*How to complete this task*: Bring together copies of the lines in the data below that contain the word "desc".

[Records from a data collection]
"""
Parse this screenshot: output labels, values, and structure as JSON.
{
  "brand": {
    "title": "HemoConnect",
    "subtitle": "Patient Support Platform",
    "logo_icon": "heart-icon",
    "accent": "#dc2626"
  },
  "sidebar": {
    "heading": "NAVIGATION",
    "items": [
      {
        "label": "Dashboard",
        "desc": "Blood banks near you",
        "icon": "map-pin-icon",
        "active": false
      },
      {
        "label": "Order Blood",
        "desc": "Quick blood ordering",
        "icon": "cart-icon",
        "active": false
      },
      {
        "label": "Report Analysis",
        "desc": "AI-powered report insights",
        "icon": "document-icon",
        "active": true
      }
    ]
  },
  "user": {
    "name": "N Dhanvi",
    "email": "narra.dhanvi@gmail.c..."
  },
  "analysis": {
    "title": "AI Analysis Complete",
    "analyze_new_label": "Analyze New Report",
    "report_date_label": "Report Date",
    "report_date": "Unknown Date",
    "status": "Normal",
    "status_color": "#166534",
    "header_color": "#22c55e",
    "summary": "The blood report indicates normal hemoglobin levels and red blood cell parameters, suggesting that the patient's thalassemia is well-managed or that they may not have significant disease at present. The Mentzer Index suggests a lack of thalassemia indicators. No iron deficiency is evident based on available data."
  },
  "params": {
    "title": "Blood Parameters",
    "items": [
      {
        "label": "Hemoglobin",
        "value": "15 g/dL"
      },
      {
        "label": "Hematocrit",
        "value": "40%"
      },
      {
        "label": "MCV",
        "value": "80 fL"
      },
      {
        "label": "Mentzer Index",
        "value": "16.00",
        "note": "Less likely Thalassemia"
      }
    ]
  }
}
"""
*Solved problem*:
        "desc": "Blood banks near you",
        "desc": "Quick blood ordering",
        "desc": "AI-powered report insights",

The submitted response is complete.